Two recent University of Wyoming graduate students are the recipients of prestigious fellowships to continue with their educational and professional goals.
Spencer Cooke, from Hugo, Okla., and Isaih Dale, of Brawley, Calif., received fellowships to the University of Oklahoma and the University of Notre Dame, respectively. Both recently received their master’s degrees from the UW Department of English.
Cooke was accepted to the English doctoral program at the University of Oklahoma (OU) and received the Alumni and OU Foundation Fellowship, which pays a $28,000 stipend.
Dale, who was accepted to the English doctoral program at Notre Dame, received a Presidential Fellowship, which pays an annual stipend of $30,000, with extra funds for travel and research. Out of 5,000 applicants for the Presidential Fellowship, only 25 were selected.
“The English master’s program is lucky to have so many talented students, and Isaih and Spencer are two of our many great graduates moving on to new, exciting challenges next year,” says Michael Edson, the graduate coordinator for the UW English master’s on- and off-campus degree programs. “Isaih and Spencer are leaders on campus and role models for their first-year English students.”
Edson says the pair’s innovative research also “turns heads in their respective fields, as their acceptances at these top doctoral programs show.”
“UW English master’s students in recent years have had Ph.D. placements at such prestigious schools as Duke, Indiana and the University of California-Riverside,” he adds. “But, Isaih and Spencer's prestigious Ph.D. fellowships are something extra special.”
Cooke, who had a specialization in rhetoric/composition at UW, plans to continue that research at OU, which will intersect with the fields of rhetoric and composition, and memory studies.
“Specifically, I look at how communities in social media accelerate the distortion of cultural memory,” he says. “The curriculum at Oklahoma is very exciting to me, as teaching students to effectively communicate their ideas is my favorite part of academia.
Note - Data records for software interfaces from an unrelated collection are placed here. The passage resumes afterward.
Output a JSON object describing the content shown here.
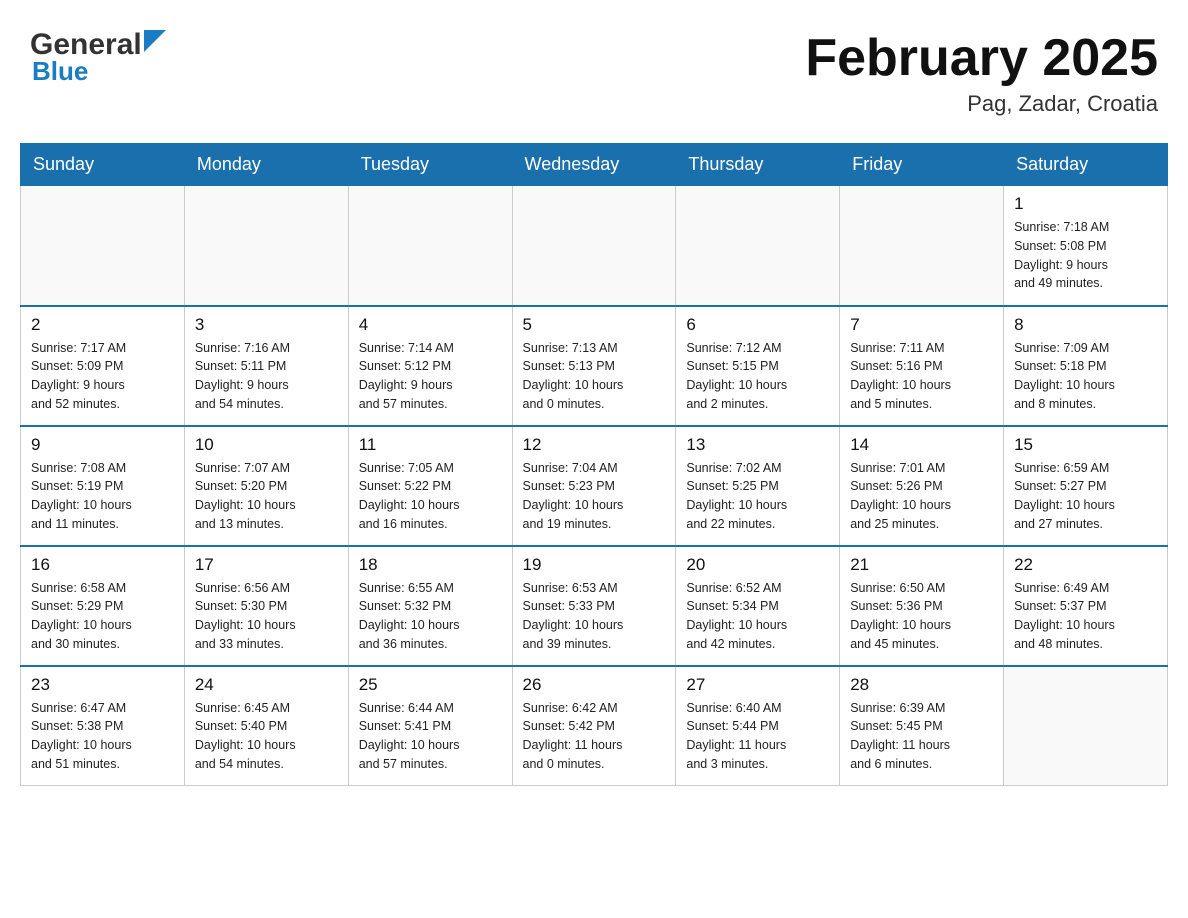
{
  "header": {
    "logo_line1": "General",
    "logo_line2": "Blue",
    "title": "February 2025",
    "location": "Pag, Zadar, Croatia"
  },
  "days_of_week": [
    "Sunday",
    "Monday",
    "Tuesday",
    "Wednesday",
    "Thursday",
    "Friday",
    "Saturday"
  ],
  "weeks": [
    [
      {
        "day": "",
        "info": ""
      },
      {
        "day": "",
        "info": ""
      },
      {
        "day": "",
        "info": ""
      },
      {
        "day": "",
        "info": ""
      },
      {
        "day": "",
        "info": ""
      },
      {
        "day": "",
        "info": ""
      },
      {
        "day": "1",
        "info": "Sunrise: 7:18 AM\nSunset: 5:08 PM\nDaylight: 9 hours\nand 49 minutes."
      }
    ],
    [
      {
        "day": "2",
        "info": "Sunrise: 7:17 AM\nSunset: 5:09 PM\nDaylight: 9 hours\nand 52 minutes."
      },
      {
        "day": "3",
        "info": "Sunrise: 7:16 AM\nSunset: 5:11 PM\nDaylight: 9 hours\nand 54 minutes."
      },
      {
        "day": "4",
        "info": "Sunrise: 7:14 AM\nSunset: 5:12 PM\nDaylight: 9 hours\nand 57 minutes."
      },
      {
        "day": "5",
        "info": "Sunrise: 7:13 AM\nSunset: 5:13 PM\nDaylight: 10 hours\nand 0 minutes."
      },
      {
        "day": "6",
        "info": "Sunrise: 7:12 AM\nSunset: 5:15 PM\nDaylight: 10 hours\nand 2 minutes."
      },
      {
        "day": "7",
        "info": "Sunrise: 7:11 AM\nSunset: 5:16 PM\nDaylight: 10 hours\nand 5 minutes."
      },
      {
        "day": "8",
        "info": "Sunrise: 7:09 AM\nSunset: 5:18 PM\nDaylight: 10 hours\nand 8 minutes."
      }
    ],
    [
      {
        "day": "9",
        "info": "Sunrise: 7:08 AM\nSunset: 5:19 PM\nDaylight: 10 hours\nand 11 minutes."
      },
      {
        "day": "10",
        "info": "Sunrise: 7:07 AM\nSunset: 5:20 PM\nDaylight: 10 hours\nand 13 minutes."
      },
      {
        "day": "11",
        "info": "Sunrise: 7:05 AM\nSunset: 5:22 PM\nDaylight: 10 hours\nand 16 minutes."
      },
      {
        "day": "12",
        "info": "Sunrise: 7:04 AM\nSunset: 5:23 PM\nDaylight: 10 hours\nand 19 minutes."
      },
      {
        "day": "13",
        "info": "Sunrise: 7:02 AM\nSunset: 5:25 PM\nDaylight: 10 hours\nand 22 minutes."
      },
      {
        "day": "14",
        "info": "Sunrise: 7:01 AM\nSunset: 5:26 PM\nDaylight: 10 hours\nand 25 minutes."
      },
      {
        "day": "15",
        "info": "Sunrise: 6:59 AM\nSunset: 5:27 PM\nDaylight: 10 hours\nand 27 minutes."
      }
    ],
    [
      {
        "day": "16",
        "info": "Sunrise: 6:58 AM\nSunset: 5:29 PM\nDaylight: 10 hours\nand 30 minutes."
      },
      {
        "day": "17",
        "info": "Sunrise: 6:56 AM\nSunset: 5:30 PM\nDaylight: 10 hours\nand 33 minutes."
      },
      {
        "day": "18",
        "info": "Sunrise: 6:55 AM\nSunset: 5:32 PM\nDaylight: 10 hours\nand 36 minutes."
      },
      {
        "day": "19",
        "info": "Sunrise: 6:53 AM\nSunset: 5:33 PM\nDaylight: 10 hours\nand 39 minutes."
      },
      {
        "day": "20",
        "info": "Sunrise: 6:52 AM\nSunset: 5:34 PM\nDaylight: 10 hours\nand 42 minutes."
      },
      {
        "day": "21",
        "info": "Sunrise: 6:50 AM\nSunset: 5:36 PM\nDaylight: 10 hours\nand 45 minutes."
      },
      {
        "day": "22",
        "info": "Sunrise: 6:49 AM\nSunset: 5:37 PM\nDaylight: 10 hours\nand 48 minutes."
      }
    ],
    [
      {
        "day": "23",
        "info": "Sunrise: 6:47 AM\nSunset: 5:38 PM\nDaylight: 10 hours\nand 51 minutes."
      },
      {
        "day": "24",
        "info": "Sunrise: 6:45 AM\nSunset: 5:40 PM\nDaylight: 10 hours\nand 54 minutes."
      },
      {
        "day": "25",
        "info": "Sunrise: 6:44 AM\nSunset: 5:41 PM\nDaylight: 10 hours\nand 57 minutes."
      },
      {
        "day": "26",
        "info": "Sunrise: 6:42 AM\nSunset: 5:42 PM\nDaylight: 11 hours\nand 0 minutes."
      },
      {
        "day": "27",
        "info": "Sunrise: 6:40 AM\nSunset: 5:44 PM\nDaylight: 11 hours\nand 3 minutes."
      },
      {
        "day": "28",
        "info": "Sunrise: 6:39 AM\nSunset: 5:45 PM\nDaylight: 11 hours\nand 6 minutes."
      },
      {
        "day": "",
        "info": ""
      }
    ]
  ]
}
OU’s rhetoric and writing studies program has a very good Ph.D. placement rate, and I hope to continue this trend by pursuing a professorship after earning my doctoral degree.”
Dale will begin his doctoral studies in English literature this fall at Notre Dame, with a goal of becoming a professor. While at Notre Dame, he will study theories of black masculinity and black solidarity in dialogism with early to mid-20th century African American literature.
“I am extremely thankful for the professors in the Department of English at UW for helping me to both receive the fellowship and acceptance into Notre Dame,” Dale says. “I am excited for the next step of graduate school, and will always be thankful for the University of Wyoming and its many resources for helping me to take this next step.”